* Task instructions *
Examine the entries and show every line in which the word "security" is found.

Element data from apps and pages:
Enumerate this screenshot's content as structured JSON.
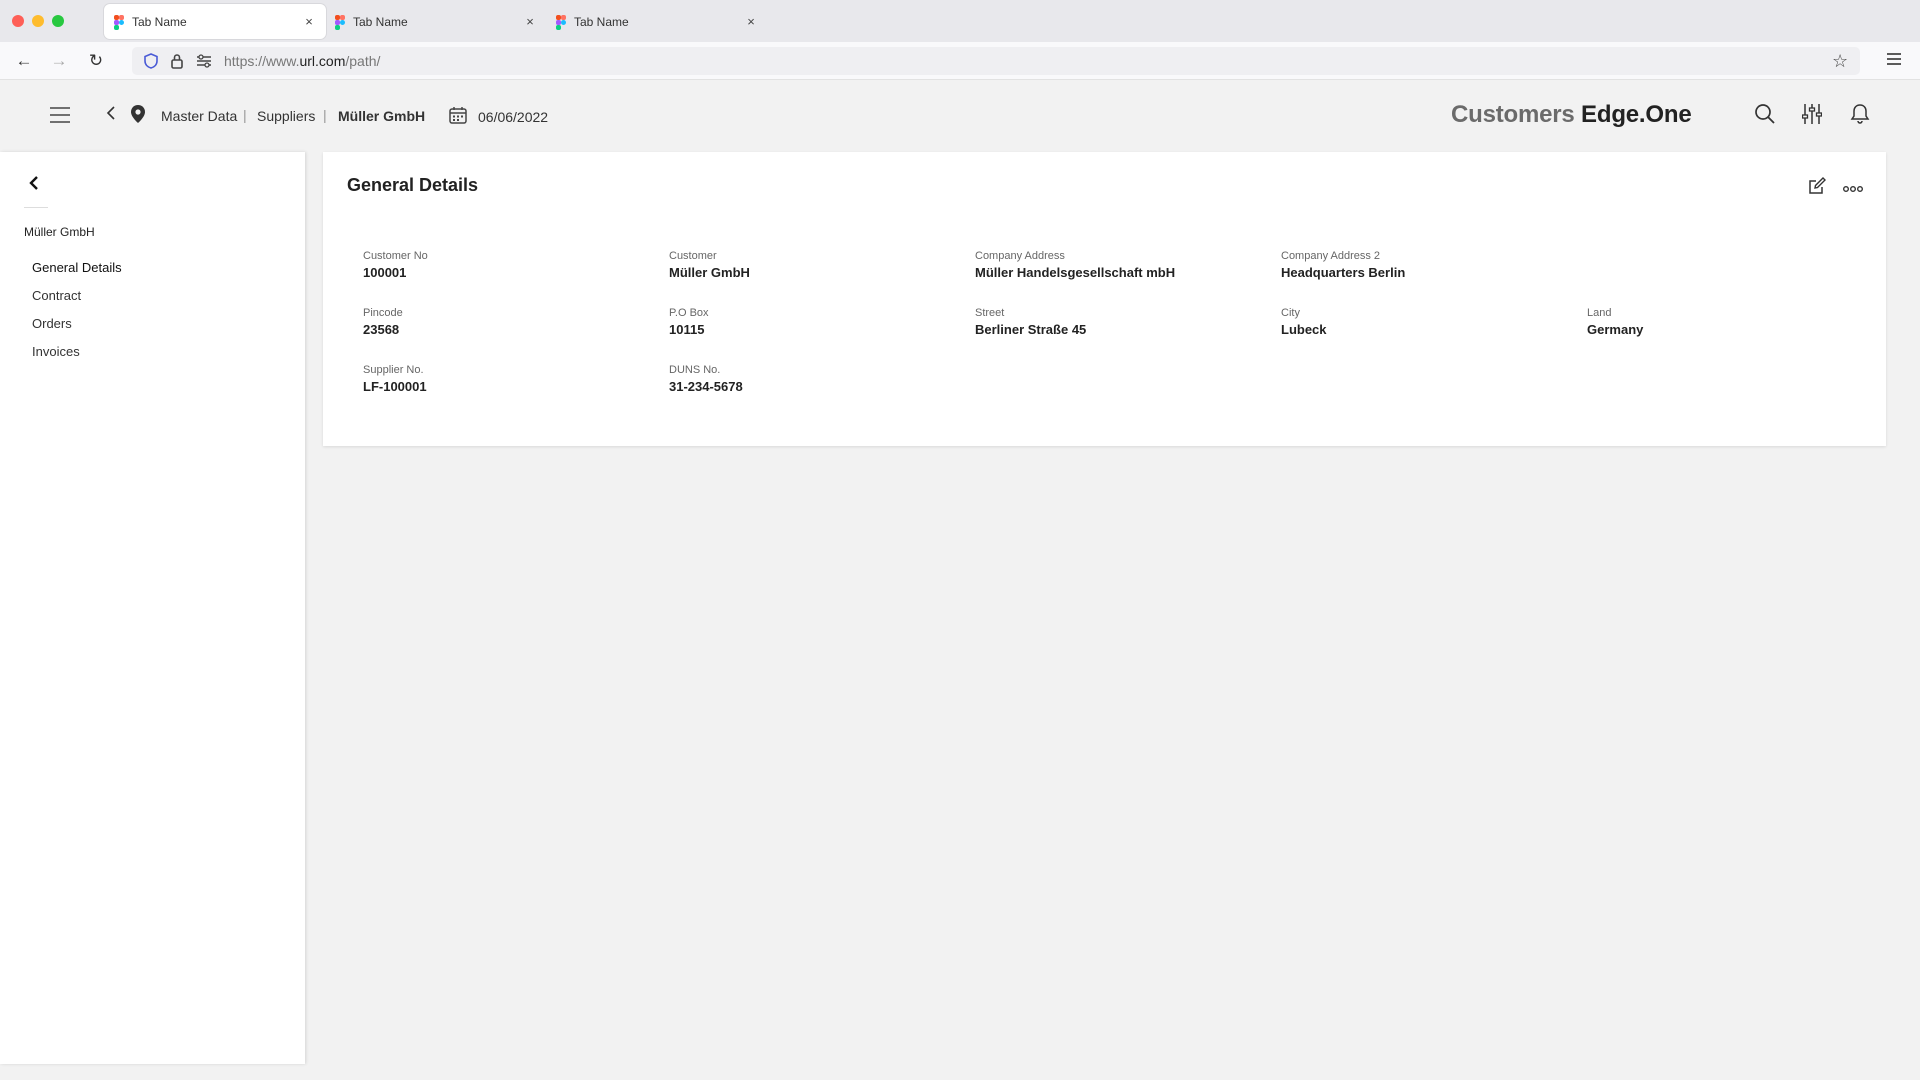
{
  "browser": {
    "tabs": [
      {
        "label": "Tab Name",
        "close": "×"
      },
      {
        "label": "Tab Name",
        "close": "×"
      },
      {
        "label": "Tab Name",
        "close": "×"
      }
    ],
    "url_prefix": "https://www.",
    "url_host": "url.com",
    "url_path": "/path/"
  },
  "header": {
    "breadcrumb": [
      "Master Data",
      "Suppliers",
      "Müller GmbH"
    ],
    "date": "06/06/2022",
    "brand_primary": "Customers",
    "brand_secondary": "Edge.One"
  },
  "sidebar": {
    "company": "Müller GmbH",
    "items": [
      "General Details",
      "Contract",
      "Orders",
      "Invoices"
    ]
  },
  "card": {
    "title": "General Details",
    "fields": [
      {
        "label": "Customer No",
        "value": "100001"
      },
      {
        "label": "Customer",
        "value": "Müller GmbH"
      },
      {
        "label": "Company Address",
        "value": "Müller Handelsgesellschaft mbH"
      },
      {
        "label": "Company Address 2",
        "value": "Headquarters Berlin"
      },
      {
        "label": "Pincode",
        "value": "23568"
      },
      {
        "label": "P.O Box",
        "value": "10115"
      },
      {
        "label": "Street",
        "value": "Berliner Straße 45"
      },
      {
        "label": "City",
        "value": "Lubeck"
      },
      {
        "label": "Land",
        "value": "Germany"
      },
      {
        "label": "Supplier No.",
        "value": "LF-100001"
      },
      {
        "label": "DUNS No.",
        "value": "31-234-5678"
      }
    ]
  },
  "colors": {
    "background": "#f2f2f2",
    "card": "#ffffff",
    "text": "#222222",
    "brand_muted": "#6b6b6b"
  }
}
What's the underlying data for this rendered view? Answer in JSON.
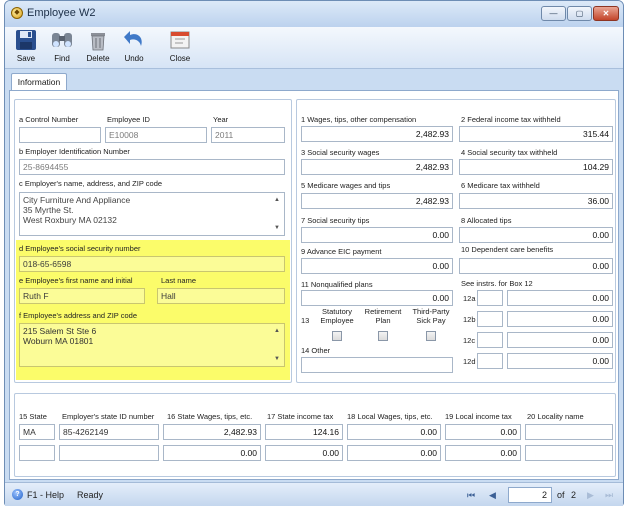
{
  "window": {
    "title": "Employee W2",
    "minimize": "—",
    "maximize": "▢",
    "close": "✕"
  },
  "toolbar": {
    "save": "Save",
    "find": "Find",
    "delete": "Delete",
    "undo": "Undo",
    "close": "Close"
  },
  "tabs": {
    "information": "Information"
  },
  "left": {
    "control_label": "a  Control Number",
    "control_value": "",
    "empid_label": "Employee ID",
    "empid_value": "E10008",
    "year_label": "Year",
    "year_value": "2011",
    "ein_label": "b  Employer Identification Number",
    "ein_value": "25-8694455",
    "employer_label": "c  Employer's name, address, and ZIP code",
    "employer_lines": [
      "City Furniture And Appliance",
      "35 Myrthe St.",
      "West Roxbury MA 02132"
    ],
    "ssn_label": "d  Employee's social security number",
    "ssn_value": "018-65-6598",
    "first_label": "e  Employee's first name and initial",
    "first_value": "Ruth F",
    "last_label": "Last name",
    "last_value": "Hall",
    "addr_label": "f  Employee's address and ZIP code",
    "addr_lines": [
      "215 Salem St Ste 6",
      "Woburn MA 01801"
    ]
  },
  "right": {
    "b1_label": "1  Wages, tips, other compensation",
    "b1_value": "2,482.93",
    "b2_label": "2  Federal income tax withheld",
    "b2_value": "315.44",
    "b3_label": "3  Social security wages",
    "b3_value": "2,482.93",
    "b4_label": "4  Social security tax withheld",
    "b4_value": "104.29",
    "b5_label": "5  Medicare wages and tips",
    "b5_value": "2,482.93",
    "b6_label": "6  Medicare tax withheld",
    "b6_value": "36.00",
    "b7_label": "7  Social security tips",
    "b7_value": "0.00",
    "b8_label": "8  Allocated tips",
    "b8_value": "0.00",
    "b9_label": "9  Advance EIC payment",
    "b9_value": "0.00",
    "b10_label": "10  Dependent care benefits",
    "b10_value": "0.00",
    "b11_label": "11  Nonqualified plans",
    "b11_value": "0.00",
    "b12_label": "See instrs. for Box 12",
    "b12": [
      {
        "code": "12a",
        "value": "0.00"
      },
      {
        "code": "12b",
        "value": "0.00"
      },
      {
        "code": "12c",
        "value": "0.00"
      },
      {
        "code": "12d",
        "value": "0.00"
      }
    ],
    "b13_label": "13",
    "b13_stat": [
      "Statutory",
      "Employee"
    ],
    "b13_ret": [
      "Retirement",
      "Plan"
    ],
    "b13_sick": [
      "Third-Party",
      "Sick Pay"
    ],
    "b14_label": "14  Other",
    "b14_value": ""
  },
  "bottom": {
    "h15": "15  State",
    "h15b": "Employer's state ID number",
    "h16": "16  State Wages, tips, etc.",
    "h17": "17  State income tax",
    "h18": "18  Local Wages, tips, etc.",
    "h19": "19  Local income tax",
    "h20": "20  Locality name",
    "rows": [
      {
        "state": "MA",
        "id": "85-4262149",
        "wages": "2,482.93",
        "tax": "124.16",
        "local_wages": "0.00",
        "local_tax": "0.00",
        "locality": ""
      },
      {
        "state": "",
        "id": "",
        "wages": "0.00",
        "tax": "0.00",
        "local_wages": "0.00",
        "local_tax": "0.00",
        "locality": ""
      }
    ]
  },
  "status": {
    "help": "F1 - Help",
    "ready": "Ready",
    "page": "2",
    "of": "of",
    "total": "2"
  }
}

* Response box *
    "ssn_label": "d  Employee's social security number",
    "b3_label": "3  Social security wages",
    "b4_label": "4  Social security tax withheld",
    "b7_label": "7  Social security tips",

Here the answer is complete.